Something of note was the topic progression at dinner. Mind you, just me and Dad. So, it goes: siblings -> wedding -> married siblings -> grandchildren -> my status as unmarried -> grandchildren (again) -> grandparents -> desired number of grandchildren -> realistic number of grandchildren -> age -> mutagens that affect eggs -> age to have children -> relatives without children -> adoption -> surrogacy -> Bertold Weisner: a scientist who replaced sperm samples with his own and fathered approximately 600 children.

Right. That’s not awkward.

Yes it is.

~

P knows I want children. I love kids. I will readily admit I am clucky. I have some babysitting experience with a range of ages, from barely out of diapers to about year 6. I’d like to think I’ve seen not just the pleasant afternoon visit side of them, but the snotty, wailing, peeing-themselves side too. I know that while I don’t quite have rose-coloured glasses on, there’s still more I have yet to see and experience.

But there aren’t any prerequisites to having babies, aside from introducing an egg to sperm. I mean, just look at all the teenage girls who pop them out easy as anything! Case in point, one girl in my friend R’s graduating year who said,

“Oh, I’m not going to uni, I’m going to have a baby and go on the dole.”

Lovely. I would like to say I do support socialised medicine, I just don’t support entitlement and taking advantage of the system.

Despite my cynicism and frustration, I want kids. I’ve said it to P before. P said, “Why do you want kids? They’re just a prop for you, an accessory.” Paring away the prickles of the question, what are my reasons for having children? I didn’t and don’t actually have an answer.

  • It’s not to give my parents grandchildren (though free babysitting would be nice.)
  • It’s not so that I won’t have to go into a nursing home when I’m grey and wrinkly (though that’s not a guarantee anymore.)
  • It’s not for social acceptance.

What about the reasons do I have? They are small and fragile. Some people would readily interject, “That’s stupid. You’re being selfish. You have unresolved issues.”

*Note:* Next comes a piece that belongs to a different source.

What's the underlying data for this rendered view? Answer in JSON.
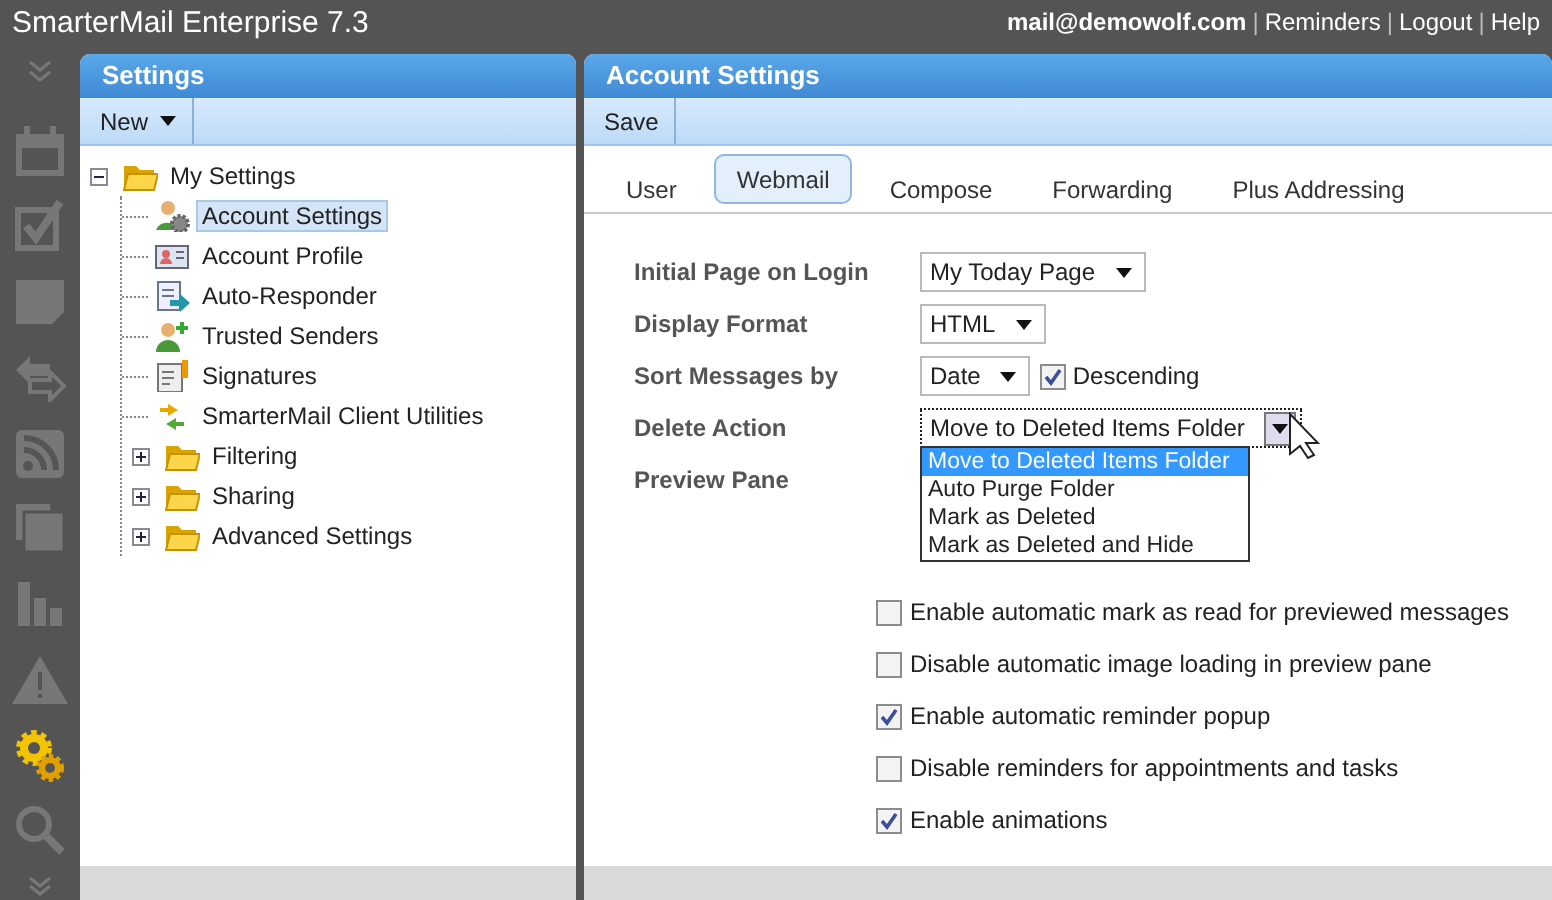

But so what? Why can’t my answer be: “because I want to”?  Who ever said you needed approval from a selection panel made up of all and sundry to procreate? This isn’t defending a PhD thesis.

I don’t have original rationale for why I want babies. P doesn’t even want children. It could be a deal-breaker for us. I know P likes children. I mean, hello, if P didn’t, P wouldn’t have a job! But working with children and having children are completely different. This will have to be a discussion, probably spread over multiple occasions. Just having the discussion isn’t enough. There must be logical and pragmatic conclusions.

I wonder if there’s a handbook or something out there. Probably.

Bedtime, ahoy!